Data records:
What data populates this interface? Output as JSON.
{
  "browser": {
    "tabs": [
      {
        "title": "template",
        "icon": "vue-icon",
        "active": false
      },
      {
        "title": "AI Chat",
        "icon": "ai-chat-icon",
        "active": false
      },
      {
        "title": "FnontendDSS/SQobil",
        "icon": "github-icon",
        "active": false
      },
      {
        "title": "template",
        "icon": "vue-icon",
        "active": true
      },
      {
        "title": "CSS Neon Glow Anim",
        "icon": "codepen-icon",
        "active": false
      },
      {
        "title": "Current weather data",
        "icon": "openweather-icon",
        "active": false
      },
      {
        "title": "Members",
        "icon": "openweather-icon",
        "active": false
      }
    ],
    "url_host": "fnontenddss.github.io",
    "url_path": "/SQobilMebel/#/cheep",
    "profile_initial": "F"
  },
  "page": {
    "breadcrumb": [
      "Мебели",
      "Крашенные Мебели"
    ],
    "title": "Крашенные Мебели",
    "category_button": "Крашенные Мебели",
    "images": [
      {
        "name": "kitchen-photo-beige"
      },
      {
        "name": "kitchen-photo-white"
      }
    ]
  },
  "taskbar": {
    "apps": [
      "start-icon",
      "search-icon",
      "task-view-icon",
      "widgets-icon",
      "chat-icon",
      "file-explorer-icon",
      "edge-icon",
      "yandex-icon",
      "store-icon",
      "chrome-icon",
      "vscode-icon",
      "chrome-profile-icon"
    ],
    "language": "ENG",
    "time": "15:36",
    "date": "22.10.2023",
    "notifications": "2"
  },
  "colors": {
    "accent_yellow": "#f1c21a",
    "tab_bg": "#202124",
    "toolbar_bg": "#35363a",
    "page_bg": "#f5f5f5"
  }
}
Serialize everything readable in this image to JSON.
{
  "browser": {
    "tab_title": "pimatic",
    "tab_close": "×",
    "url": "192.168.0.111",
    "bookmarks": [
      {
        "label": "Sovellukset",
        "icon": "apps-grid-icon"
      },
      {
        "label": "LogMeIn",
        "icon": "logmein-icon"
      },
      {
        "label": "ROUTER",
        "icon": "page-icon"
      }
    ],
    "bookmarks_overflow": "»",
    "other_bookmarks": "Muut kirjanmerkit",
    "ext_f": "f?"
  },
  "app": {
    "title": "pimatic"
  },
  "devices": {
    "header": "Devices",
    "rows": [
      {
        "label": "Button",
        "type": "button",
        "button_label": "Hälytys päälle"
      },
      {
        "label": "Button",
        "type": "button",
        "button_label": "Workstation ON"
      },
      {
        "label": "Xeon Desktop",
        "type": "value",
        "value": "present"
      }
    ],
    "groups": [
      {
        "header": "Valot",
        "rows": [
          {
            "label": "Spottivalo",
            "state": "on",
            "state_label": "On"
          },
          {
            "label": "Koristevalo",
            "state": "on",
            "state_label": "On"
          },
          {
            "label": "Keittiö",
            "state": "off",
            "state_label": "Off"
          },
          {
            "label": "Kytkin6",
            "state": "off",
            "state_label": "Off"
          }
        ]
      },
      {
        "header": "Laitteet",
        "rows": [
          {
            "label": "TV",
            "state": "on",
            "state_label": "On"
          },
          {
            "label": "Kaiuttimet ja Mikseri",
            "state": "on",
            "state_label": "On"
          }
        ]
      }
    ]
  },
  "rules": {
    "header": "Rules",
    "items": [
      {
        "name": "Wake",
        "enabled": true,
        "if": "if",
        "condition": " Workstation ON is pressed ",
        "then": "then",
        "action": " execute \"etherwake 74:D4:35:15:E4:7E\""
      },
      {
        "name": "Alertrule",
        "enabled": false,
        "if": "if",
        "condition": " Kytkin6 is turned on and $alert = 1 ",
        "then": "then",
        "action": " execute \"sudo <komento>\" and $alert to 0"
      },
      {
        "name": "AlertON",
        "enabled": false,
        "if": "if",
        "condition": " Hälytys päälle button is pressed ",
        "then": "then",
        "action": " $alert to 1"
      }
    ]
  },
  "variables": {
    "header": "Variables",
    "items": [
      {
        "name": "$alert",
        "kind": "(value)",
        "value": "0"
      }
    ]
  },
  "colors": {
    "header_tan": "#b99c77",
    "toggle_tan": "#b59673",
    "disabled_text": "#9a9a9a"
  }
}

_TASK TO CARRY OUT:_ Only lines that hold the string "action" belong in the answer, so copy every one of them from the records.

_RESULT FOR THIS TASK:_
        "action": " execute \"etherwake 74:D4:35:15:E4:7E\""
        "action": " execute \"sudo <komento>\" and $alert to 0"
        "action": " $alert to 1"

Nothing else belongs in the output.